> On Tue, 2011-07-26 at 08:01 -0700, David McGrew wrote:
> > I would like to request feedback on a new draft that Philip Gladstone  
> > and I put together, which aims to solve some of the security problems  
> > that happen when there is a (HTTP) proxy present and TLS is in use.
> It doesn't seem that this work is in any way specific to HTTP.

Only for Web-Browser scenario can I personally see a very limited
value that does not amount to 100% wiretapping.

Are you aware of rfc2804 "IETF Policy on Wiretapping"?

Standardizing MITM attacks on TLS-protected communication
("lawful intercept?") seems like an extremely bad idea to me.

Checking whether some data conforms to a certain company policy will
almost always be illegal in European countries, where we have
sensible data protection laws.

> - One approach would be to do a real escrowed TLS where the client
> negotiates directly with the server but releases the confidentiality key
> and optionally also the integrity key to the proxy.  This subsumes all
> of the above concerns but doesn't allow the proxy to manipulate the
> handshake in any finer way than blocking the connection if it doesn't
> like the outcome.

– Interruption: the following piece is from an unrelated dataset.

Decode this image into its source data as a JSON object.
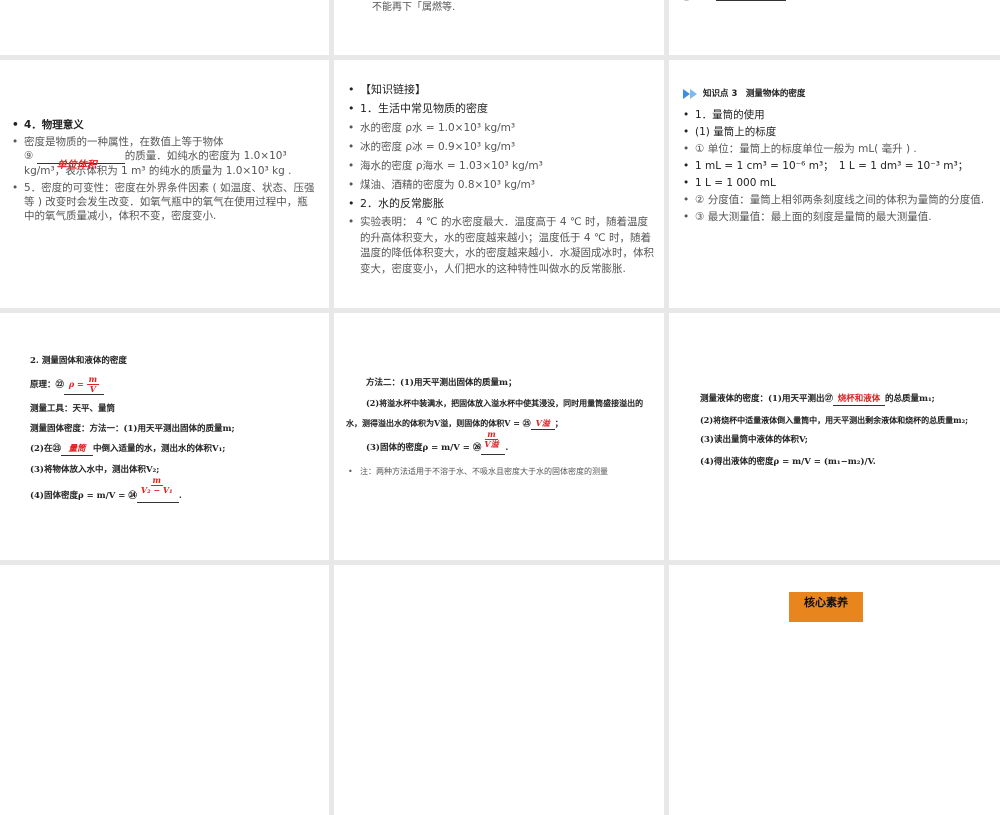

For the purpose of "centralized malware screening", for the incoming
Web traffic of Web Browsers that are well known to interpret such
data in arbitrarily stupid ways (such as active content, img src, (i)frame,
javascript, css), sharing the encryption traffic keys with the Proxy
would be perfectly sufficient, and that also enables the clients
to clearly limit who is able to read the traffic.  No super-CA-equivalent
keys would need to be on the malware-scanning Proxy.